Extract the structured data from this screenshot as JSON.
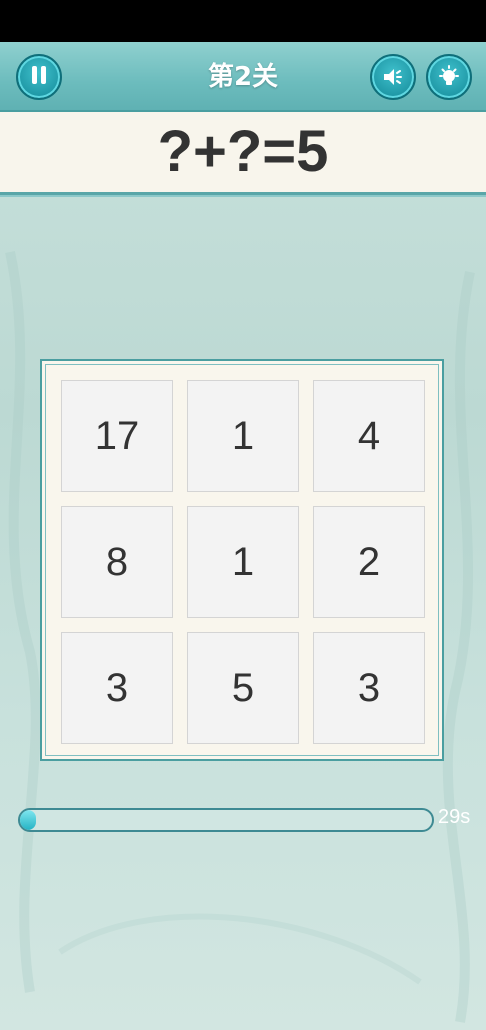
{
  "header": {
    "level_title": "第2关",
    "pause_icon": "pause-icon",
    "sound_icon": "speaker-muted-icon",
    "hint_icon": "lightbulb-icon"
  },
  "puzzle": {
    "equation": "?+?=5"
  },
  "grid": {
    "tiles": [
      "17",
      "1",
      "4",
      "8",
      "1",
      "2",
      "3",
      "5",
      "3"
    ]
  },
  "timer": {
    "label": "29s",
    "progress_fraction": 0.04
  },
  "colors": {
    "accent": "#1f98a6",
    "topbar": "#6cbcbd",
    "board_bg": "#f9f6ed",
    "tile_bg": "#f3f3f3"
  }
}
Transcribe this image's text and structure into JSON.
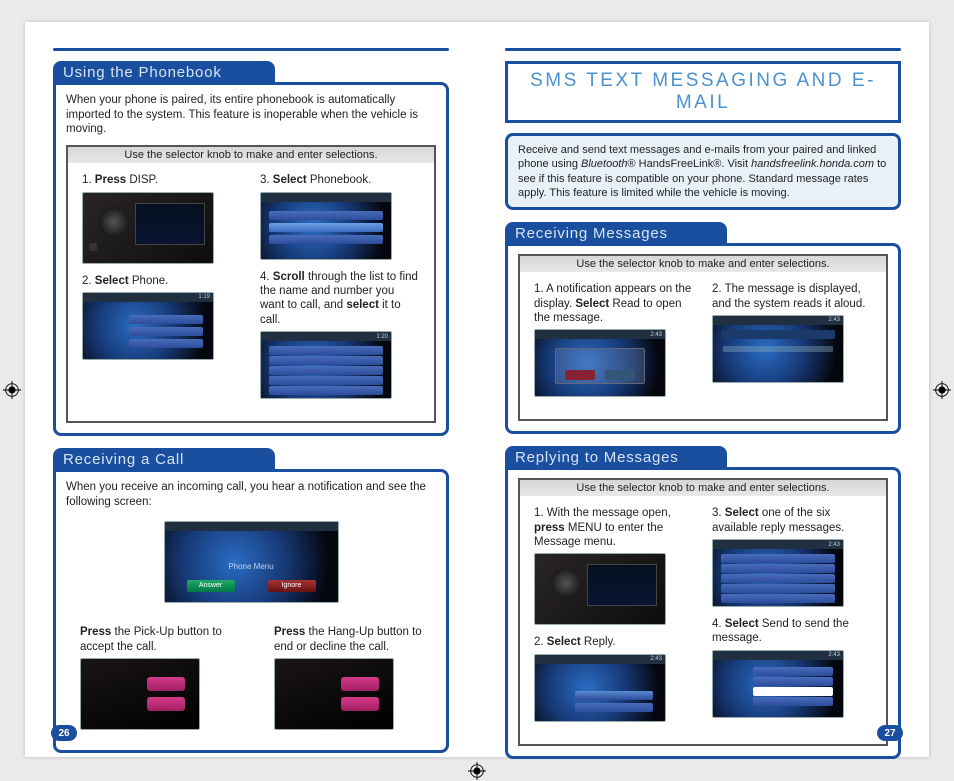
{
  "left_page": {
    "page_number": "26",
    "sections": {
      "phonebook": {
        "header": "Using the Phonebook",
        "intro": "When your phone is paired, its entire phonebook is automatically imported to the system. This feature is inoperable when the vehicle is moving.",
        "instruction_bar": "Use the selector knob to make and enter selections.",
        "steps": {
          "s1_idx": "1.",
          "s1_bold": "Press",
          "s1_rest": " DISP.",
          "s2_idx": "2.",
          "s2_bold": "Select",
          "s2_rest": " Phone.",
          "s3_idx": "3.",
          "s3_bold": "Select",
          "s3_rest": " Phonebook.",
          "s4_idx": "4.",
          "s4_bold": "Scroll",
          "s4_mid": " through the list to find the name and number you want to call, and ",
          "s4_bold2": "select",
          "s4_rest": " it to call."
        }
      },
      "receive_call": {
        "header": "Receiving a Call",
        "intro": "When you receive an incoming call, you hear a notification and see the following screen:",
        "pickup_bold": "Press",
        "pickup_rest": " the Pick-Up button to accept the call.",
        "hangup_bold": "Press",
        "hangup_rest": " the Hang-Up button to end or decline the call."
      }
    }
  },
  "right_page": {
    "page_number": "27",
    "title": "SMS TEXT MESSAGING AND E-MAIL",
    "callout_pre_italic": "Receive and send text messages and e-mails from your paired and linked phone using ",
    "callout_italic1": "Bluetooth",
    "callout_mid1": "® HandsFreeLink®. Visit ",
    "callout_italic2": "handsfreelink.honda.com",
    "callout_mid2": " to see if this feature is compatible on your phone. Standard message rates apply. This feature is limited while the vehicle is moving.",
    "sections": {
      "receiving": {
        "header": "Receiving Messages",
        "instruction_bar": "Use the selector knob to make and enter selections.",
        "s1_idx": "1.",
        "s1_pre": "A notification appears on the display. ",
        "s1_bold": "Select",
        "s1_post": " Read to open the message.",
        "s2_idx": "2.",
        "s2_text": "The message is displayed, and the system reads it aloud."
      },
      "replying": {
        "header": "Replying to Messages",
        "instruction_bar": "Use the selector knob to make and enter selections.",
        "s1_idx": "1.",
        "s1_pre": "With the message open, ",
        "s1_bold": "press",
        "s1_post": " MENU to enter the Message menu.",
        "s2_idx": "2.",
        "s2_bold": "Select",
        "s2_post": " Reply.",
        "s3_idx": "3.",
        "s3_bold": "Select",
        "s3_post": " one of the six available reply messages.",
        "s4_idx": "4.",
        "s4_bold": "Select",
        "s4_post": " Send to send the message."
      }
    }
  },
  "decor": {
    "time1": "1:19",
    "time2": "1:20",
    "time3": "2:43",
    "phone_menu": "Phone Menu",
    "answer": "Answer",
    "ignore": "Ignore"
  }
}
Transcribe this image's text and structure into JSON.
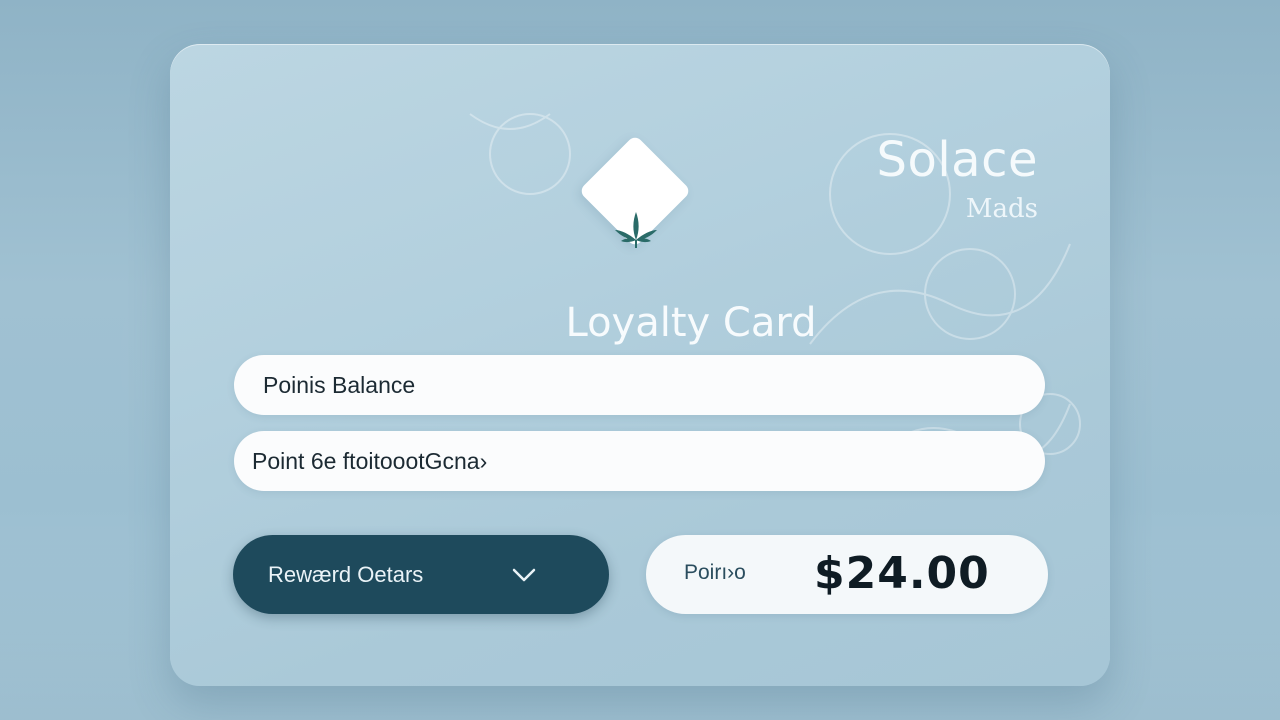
{
  "brand": {
    "name": "Solace",
    "subtitle": "Mads",
    "logo_icon": "cannabis-leaf-icon"
  },
  "card": {
    "title": "Loyalty Card",
    "fields": [
      {
        "label": "Poinis Balance"
      },
      {
        "label": "Point 6e ftoitoootGcna›"
      }
    ]
  },
  "actions": {
    "reward_button_label": "Rewærd Oetars",
    "reward_button_icon": "chevron-down-icon"
  },
  "points": {
    "label": "Poirı›o",
    "value": "$24.00"
  },
  "colors": {
    "card_background": "#b3d0de",
    "button_dark": "#1e4a5c",
    "leaf_accent": "#2a6b68",
    "text_light": "#f7fbfd"
  }
}
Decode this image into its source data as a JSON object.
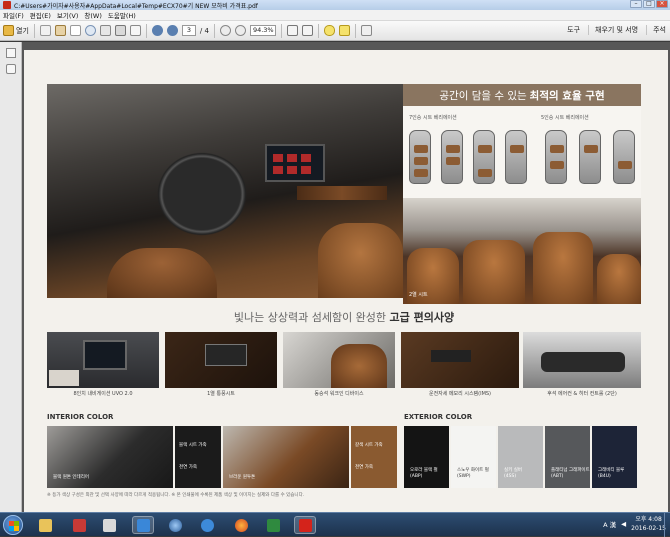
{
  "window": {
    "title": "C:#Users#가이자#사용자#AppData#Local#Temp#ECX70#기 NEW 모하비 가격표.pdf"
  },
  "menu": [
    "파일(F)",
    "편집(E)",
    "보기(V)",
    "창(W)",
    "도움말(H)"
  ],
  "toolbar": {
    "open_label": "열기",
    "page_current": "3",
    "page_total": "/ 4",
    "zoom": "94.3%",
    "tools_label": "도구",
    "fill_sign_label": "채우기 및 서명",
    "comment_label": "주석"
  },
  "brochure": {
    "headline_light": "공간이 담을 수 있는",
    "headline_bold": "최적의 효율 구현",
    "seat7_label": "7인승 시트 베리에이션",
    "seat5_label": "5인승 시트 베리에이션",
    "rear_caption": "2열 시트",
    "subhead_light": "빛나는 상상력과 섬세함이 완성한",
    "subhead_bold": "고급 편의사양",
    "thumbs": [
      "8인치 내비게이션 UVO 2.0",
      "1열 통풍시트",
      "동승석 워크인 디바이스",
      "운전자세 메모리 시스템(IMS)",
      "후석 에어컨 & 히터 컨트롤 (2단)"
    ],
    "interior_title": "INTERIOR COLOR",
    "exterior_title": "EXTERIOR COLOR",
    "interior_panels": [
      {
        "label": "블랙 원톤 인테리어"
      },
      {
        "label": "블랙 시트 가죽",
        "sub": "천연 가죽"
      },
      {
        "label": "브라운 원투톤"
      },
      {
        "label": "갈색 시트 가죽",
        "sub": "천연 가죽"
      }
    ],
    "exterior_swatches": [
      {
        "name": "오로라 블랙 펄",
        "code": "(ABP)",
        "color": "#141414",
        "text": "#ffffff"
      },
      {
        "name": "스노우 화이트 펄",
        "code": "(SWP)",
        "color": "#f4f4f2",
        "text": "#333333"
      },
      {
        "name": "실키 실버",
        "code": "(4SS)",
        "color": "#b9babb",
        "text": "#ffffff"
      },
      {
        "name": "플래티넘 그래파이트",
        "code": "(ABT)",
        "color": "#56585b",
        "text": "#ffffff"
      },
      {
        "name": "그래비티 블루",
        "code": "(B4U)",
        "color": "#1d2437",
        "text": "#ffffff"
      }
    ],
    "footnote": "※ 등가 색상 구성은 외관 및 선택 사양에 따라 다르게 적용됩니다.   ※ 본 인쇄물에 수록된 제품 색상 및 이미지는 실제와 다를 수 있습니다."
  },
  "taskbar": {
    "tray_text": "A 漢",
    "clock_time": "오후 4:08",
    "clock_date": "2016-02-15"
  },
  "colors": {
    "brochure_bg": "#f3f1ec",
    "headline_bg": "#8a7560",
    "taskbar": "#1d324d"
  }
}
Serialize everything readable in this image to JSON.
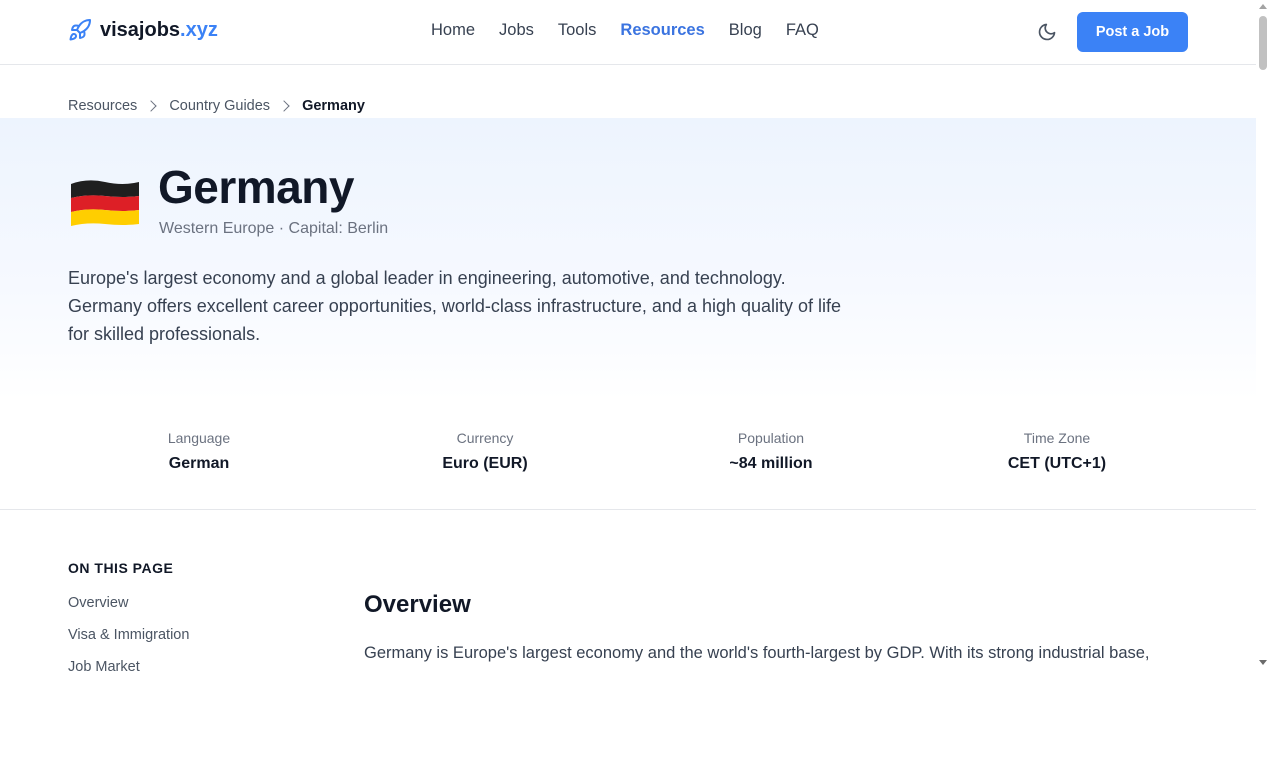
{
  "header": {
    "brand": "visajobs",
    "tld": ".xyz",
    "logo_icon": "rocket-icon",
    "nav": [
      {
        "label": "Home",
        "active": false
      },
      {
        "label": "Jobs",
        "active": false
      },
      {
        "label": "Tools",
        "active": false
      },
      {
        "label": "Resources",
        "active": true
      },
      {
        "label": "Blog",
        "active": false
      },
      {
        "label": "FAQ",
        "active": false
      }
    ],
    "theme_icon": "moon-icon",
    "post_button": "Post a Job"
  },
  "breadcrumb": [
    "Resources",
    "Country Guides",
    "Germany"
  ],
  "country": {
    "flag_icon": "germany-flag-icon",
    "name": "Germany",
    "subtitle": "Western Europe · Capital: Berlin",
    "description": "Europe's largest economy and a global leader in engineering, automotive, and technology. Germany offers excellent career opportunities, world-class infrastructure, and a high quality of life for skilled professionals."
  },
  "stats": [
    {
      "label": "Language",
      "value": "German"
    },
    {
      "label": "Currency",
      "value": "Euro (EUR)"
    },
    {
      "label": "Population",
      "value": "~84 million"
    },
    {
      "label": "Time Zone",
      "value": "CET (UTC+1)"
    }
  ],
  "toc": {
    "title": "ON THIS PAGE",
    "items": [
      "Overview",
      "Visa & Immigration",
      "Job Market"
    ]
  },
  "section": {
    "title": "Overview",
    "text": "Germany is Europe's largest economy and the world's fourth-largest by GDP. With its strong industrial base,"
  },
  "colors": {
    "accent": "#3b82f6",
    "nav_active": "#3b74e0",
    "hero_bg": "#edf4fe"
  }
}
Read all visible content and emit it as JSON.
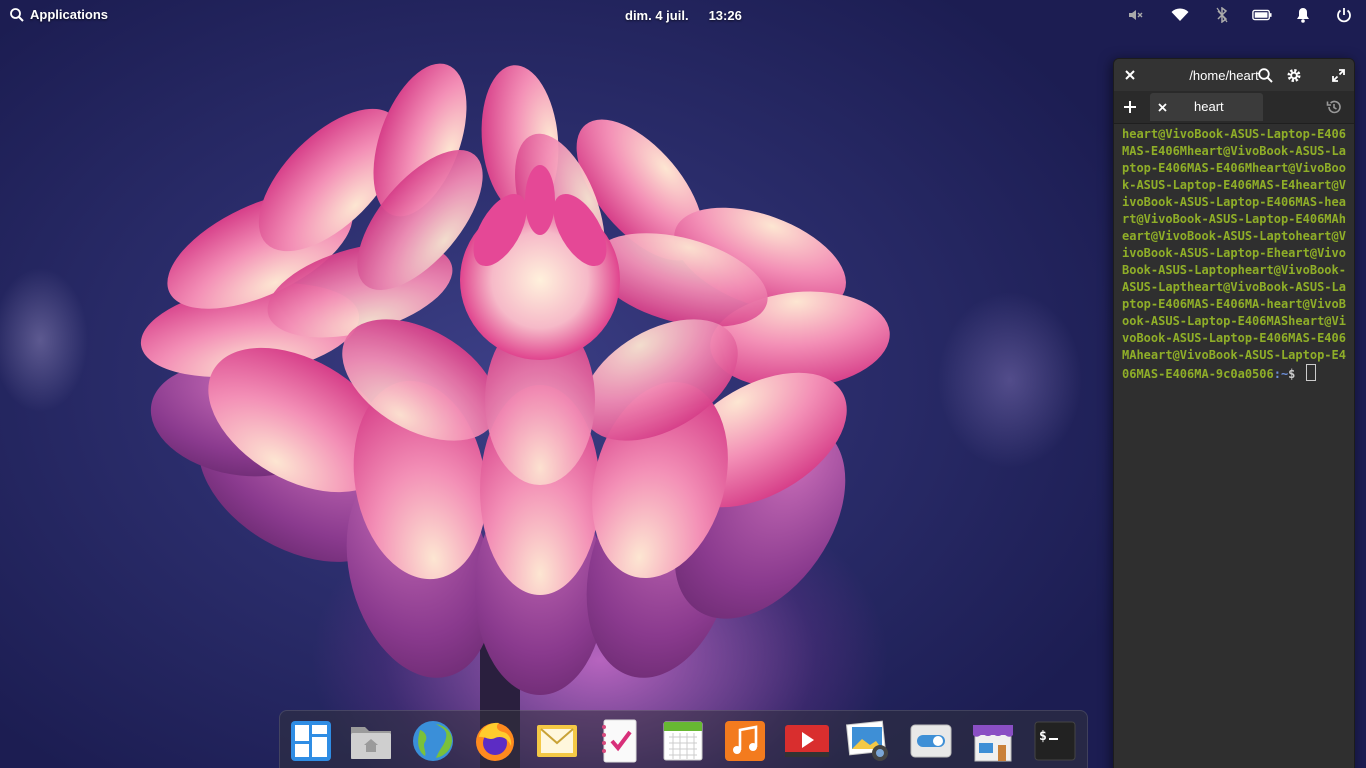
{
  "panel": {
    "applications_label": "Applications",
    "date": "dim. 4 juil.",
    "time": "13:26",
    "tray": [
      "volume-muted-icon",
      "wifi-icon",
      "bluetooth-icon",
      "battery-icon",
      "notifications-icon",
      "power-icon"
    ]
  },
  "terminal": {
    "title": "/home/heart",
    "tab_label": "heart",
    "output": "heart@VivoBook-ASUS-Laptop-E406MAS-E406Mheart@VivoBook-ASUS-Laptop-E406MAS-E406Mheart@VivoBook-ASUS-Laptop-E406MAS-E4heart@VivoBook-ASUS-Laptop-E406MAS-heart@VivoBook-ASUS-Laptop-E406MAheart@VivoBook-ASUS-Laptoheart@VivoBook-ASUS-Laptop-Eheart@VivoBook-ASUS-Laptopheart@VivoBook-ASUS-Laptheart@VivoBook-ASUS-Laptop-E406MAS-E406MA-heart@VivoBook-ASUS-Laptop-E406MASheart@VivoBook-ASUS-Laptop-E406MAS-E406MAheart@VivoBook-ASUS-Laptop-E406MAS-E406MA-9c0a0506",
    "prompt_path": ":~",
    "prompt_symbol": "$ "
  },
  "dock": {
    "items": [
      "multitasking-view",
      "files",
      "web-browser",
      "firefox",
      "mail",
      "tasks",
      "calendar",
      "music",
      "videos",
      "photos",
      "system-settings",
      "appcenter",
      "terminal"
    ]
  },
  "colors": {
    "terminal_bg": "#2f2f2f",
    "terminal_text": "#8fae28",
    "prompt_path": "#6c8ed8"
  }
}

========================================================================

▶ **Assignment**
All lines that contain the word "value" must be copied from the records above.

▶ **Answer to this task**
    "value": "$24.00"
      "value": "German"
      "value": "Euro (EUR)"
      "value": "~84 million"
      "value": "CET (UTC+1)"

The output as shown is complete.